Please to say my list of years and figures did line up when viewing on my laptop….however, figures looks ‘off set’ and difficult to read on my small Android phone screen.
I do find it odd that EA have already posted their expected significant increase in expected rising revenue from athletes Affiliation fees in the next 4 years…yet are happy to promote their forthcoming ‘Consolation’ nights around the country and On-Line surveys. I ask myself “Whats the point going to these now if, year on year, they just nod heads, smile,thank everyone for turning up,….and then simply ignore constructive views and objections ?
Both actions of consulting with “the stakeholders”, and showing themselves to be sustainable without government support in future are consistent with.
Such actions are required if they wish to keep receiving public money, and retain the freedom to do whatever they wish.
Sport England and the DCMS both play the same game when dealing with their own paymasters. It is a cultural thing within the professional sporting system which is funded by public money.
Meanwhile they all collectively complain about the wages of footballers which is a distraction to confuse the issue about value for money.

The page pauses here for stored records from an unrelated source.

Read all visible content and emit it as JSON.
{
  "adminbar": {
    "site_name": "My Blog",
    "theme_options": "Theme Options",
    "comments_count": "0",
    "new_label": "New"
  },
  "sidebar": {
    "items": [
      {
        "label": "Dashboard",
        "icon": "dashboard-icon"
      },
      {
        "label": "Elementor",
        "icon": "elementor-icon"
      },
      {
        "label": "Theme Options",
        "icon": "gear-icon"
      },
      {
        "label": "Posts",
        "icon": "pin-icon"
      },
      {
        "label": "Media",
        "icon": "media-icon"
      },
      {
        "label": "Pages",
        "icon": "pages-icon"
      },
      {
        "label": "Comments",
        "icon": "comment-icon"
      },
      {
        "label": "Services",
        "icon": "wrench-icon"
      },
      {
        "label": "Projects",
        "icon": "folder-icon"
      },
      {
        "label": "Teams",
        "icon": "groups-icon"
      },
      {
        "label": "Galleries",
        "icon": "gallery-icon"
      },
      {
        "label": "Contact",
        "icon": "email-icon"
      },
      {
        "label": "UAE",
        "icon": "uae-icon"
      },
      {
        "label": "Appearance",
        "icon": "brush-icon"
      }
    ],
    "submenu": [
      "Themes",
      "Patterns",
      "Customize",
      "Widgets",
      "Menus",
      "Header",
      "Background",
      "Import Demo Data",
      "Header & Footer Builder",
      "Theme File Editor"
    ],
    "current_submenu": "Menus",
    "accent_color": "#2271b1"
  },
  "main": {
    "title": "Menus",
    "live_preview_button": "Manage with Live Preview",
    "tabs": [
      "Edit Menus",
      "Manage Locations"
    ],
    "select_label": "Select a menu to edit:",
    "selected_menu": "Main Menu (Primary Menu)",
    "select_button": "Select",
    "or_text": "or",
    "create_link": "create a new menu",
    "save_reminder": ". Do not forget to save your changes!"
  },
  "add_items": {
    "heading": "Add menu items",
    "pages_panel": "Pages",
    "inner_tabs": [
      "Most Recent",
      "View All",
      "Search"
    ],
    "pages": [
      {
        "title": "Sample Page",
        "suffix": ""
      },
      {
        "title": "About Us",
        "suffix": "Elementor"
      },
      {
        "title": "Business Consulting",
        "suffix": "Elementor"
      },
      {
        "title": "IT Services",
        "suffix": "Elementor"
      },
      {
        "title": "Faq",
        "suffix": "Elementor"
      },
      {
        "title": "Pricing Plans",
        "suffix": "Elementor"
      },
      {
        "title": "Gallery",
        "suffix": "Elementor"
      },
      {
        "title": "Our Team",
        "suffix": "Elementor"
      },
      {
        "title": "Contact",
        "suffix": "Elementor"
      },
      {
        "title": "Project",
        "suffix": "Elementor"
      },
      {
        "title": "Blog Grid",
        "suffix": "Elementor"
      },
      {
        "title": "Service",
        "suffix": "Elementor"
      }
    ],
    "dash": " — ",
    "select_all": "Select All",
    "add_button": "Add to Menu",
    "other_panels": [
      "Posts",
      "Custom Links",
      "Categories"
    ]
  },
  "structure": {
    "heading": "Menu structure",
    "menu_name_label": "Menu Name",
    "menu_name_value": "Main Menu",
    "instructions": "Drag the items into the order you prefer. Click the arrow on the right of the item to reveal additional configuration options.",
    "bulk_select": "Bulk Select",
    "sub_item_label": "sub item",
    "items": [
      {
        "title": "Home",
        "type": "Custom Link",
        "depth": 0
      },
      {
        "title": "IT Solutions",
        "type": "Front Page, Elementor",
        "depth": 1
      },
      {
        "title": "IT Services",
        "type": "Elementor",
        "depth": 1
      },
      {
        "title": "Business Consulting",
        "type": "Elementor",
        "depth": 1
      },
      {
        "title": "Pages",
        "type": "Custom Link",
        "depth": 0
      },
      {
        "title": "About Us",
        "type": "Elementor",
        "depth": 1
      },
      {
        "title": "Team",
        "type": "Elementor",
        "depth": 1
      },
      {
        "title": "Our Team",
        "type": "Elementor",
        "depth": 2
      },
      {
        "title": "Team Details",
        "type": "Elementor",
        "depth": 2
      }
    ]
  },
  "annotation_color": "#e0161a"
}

Important reminder about athlete registration (from England Athletics 29th Sept.)
The current rules regarding athlete registration have been in place since 1 April 2016 but would like to remind you the following guidance regarding the rules is available for the following people:
• Athletes (& parents of young athletes) – please see http://www.englandathletics.org/athlete-registration

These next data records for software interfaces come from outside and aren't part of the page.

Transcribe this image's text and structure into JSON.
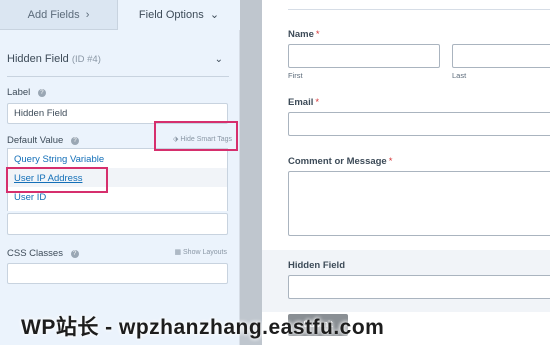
{
  "left_panel": {
    "tabs": {
      "add_fields": "Add Fields",
      "field_options": "Field Options"
    },
    "field": {
      "name": "Hidden Field",
      "id_text": "(ID #4)"
    },
    "label": {
      "title": "Label",
      "value": "Hidden Field"
    },
    "default_value": {
      "title": "Default Value",
      "smart_tags_toggle": "Hide Smart Tags"
    },
    "smart_tags": [
      "Query String Variable",
      "User IP Address",
      "User ID"
    ],
    "css_classes": {
      "title": "CSS Classes",
      "show_layouts": "Show Layouts"
    },
    "help_glyph": "?"
  },
  "form": {
    "name": {
      "label": "Name",
      "required": "*",
      "first": "First",
      "last": "Last"
    },
    "email": {
      "label": "Email",
      "required": "*"
    },
    "comment": {
      "label": "Comment or Message",
      "required": "*"
    },
    "hidden": {
      "label": "Hidden Field"
    },
    "submit": "Submit"
  },
  "watermark": "WP站长 - wpzhanzhang.eastfu.com",
  "colors": {
    "accent_link": "#136fb8",
    "highlight": "#d62f6d",
    "required": "#d63638",
    "panel_bg": "#ebf3fc"
  }
}
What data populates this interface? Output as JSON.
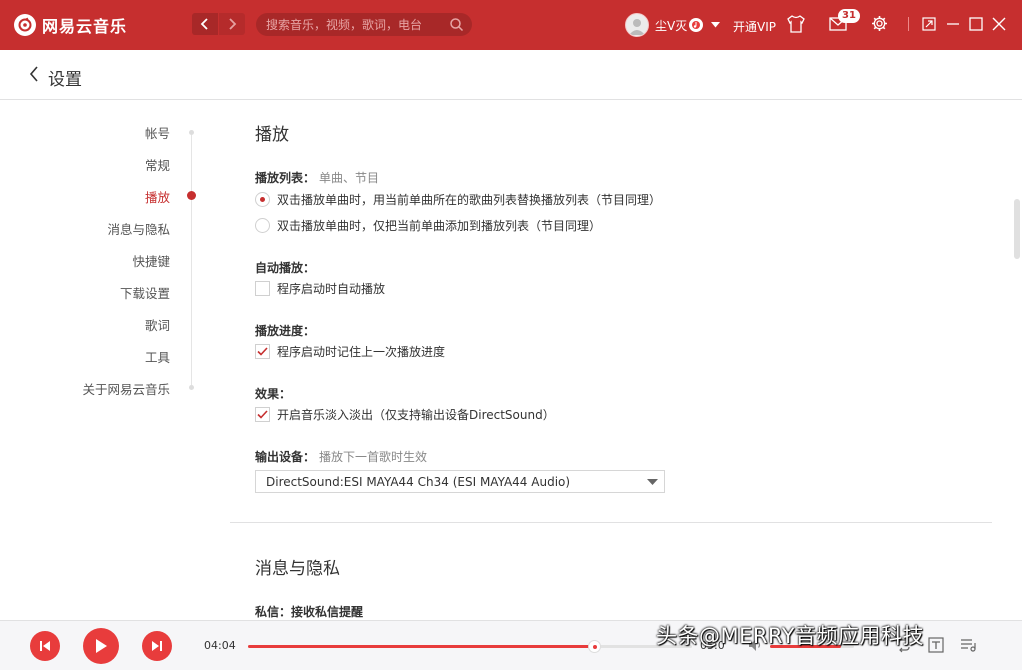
{
  "app": {
    "name": "网易云音乐",
    "search_placeholder": "搜索音乐，视频，歌词，电台",
    "username": "尘V灭",
    "vip_link": "开通VIP",
    "message_count": "31",
    "brand_color": "#c62f2f"
  },
  "page": {
    "title": "设置"
  },
  "sidebar": {
    "items": [
      {
        "label": "帐号"
      },
      {
        "label": "常规"
      },
      {
        "label": "播放",
        "active": true
      },
      {
        "label": "消息与隐私"
      },
      {
        "label": "快捷键"
      },
      {
        "label": "下载设置"
      },
      {
        "label": "歌词"
      },
      {
        "label": "工具"
      },
      {
        "label": "关于网易云音乐"
      }
    ]
  },
  "content": {
    "play_section": {
      "title": "播放",
      "playlist": {
        "label": "播放列表：",
        "hint": "单曲、节目",
        "options": [
          {
            "label": "双击播放单曲时，用当前单曲所在的歌曲列表替换播放列表（节目同理）",
            "selected": true
          },
          {
            "label": "双击播放单曲时，仅把当前单曲添加到播放列表（节目同理）",
            "selected": false
          }
        ]
      },
      "autoplay": {
        "label": "自动播放：",
        "option": "程序启动时自动播放",
        "checked": false
      },
      "progress": {
        "label": "播放进度：",
        "option": "程序启动时记住上一次播放进度",
        "checked": true
      },
      "effect": {
        "label": "效果：",
        "option": "开启音乐淡入淡出（仅支持输出设备DirectSound）",
        "checked": true
      },
      "output": {
        "label": "输出设备：",
        "hint": "播放下一首歌时生效",
        "selected": "DirectSound:ESI MAYA44 Ch34 (ESI MAYA44 Audio)"
      }
    },
    "privacy_section": {
      "title": "消息与隐私",
      "dm": {
        "label": "私信：",
        "hint": "接收私信提醒"
      }
    }
  },
  "player": {
    "current_time": "04:04",
    "progress_fraction": 0.78,
    "volume_fraction": 0.85,
    "total_time": "05:0"
  },
  "watermark": {
    "text": "头条@MERRY音频应用科技"
  }
}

• Team Managers – please see http://www.englandathletics.org/team-managers-and-athlete-registration
• Membership Secretaries – please see http://www.englandathletics.org/secretary-registration
• Coaches – please see http://www.englandathletics.org/coaches-and-athlete-registration
Event organisers – please see http://www.englandathletics.org/event-registration
England Athletics has also worked with competition providers to carry out registration checks at point of entry and after events, this is something we will continue to do.
We recommend you make yourself familiar with the information that is relevant to you and, where appropriate, draw the attention of others to the information that is relevant to them.
Clubs are a fundamental part of the sport and as such it is not possible for an individual to register with England Athletics other than through an affiliated club.
I do get the sense that fewer and fewer people are standing up for England Athletics.
The only person I spoke with, who stood up for England Athletics this summer turned out to be on of their own directors, much to my surprise. I wish I had known that during our conversaton in Kingston on 2nd July.
As far as I can tell, All the UKA rules which are designed to prop up the failing system (as opposed to those traditional athletic rules designed to ensure fairness in competition), are being flouted.
Not sure what is going to be most welcomed next April. The job cuts, or the fact that nobody involved in athletics is going to notice them.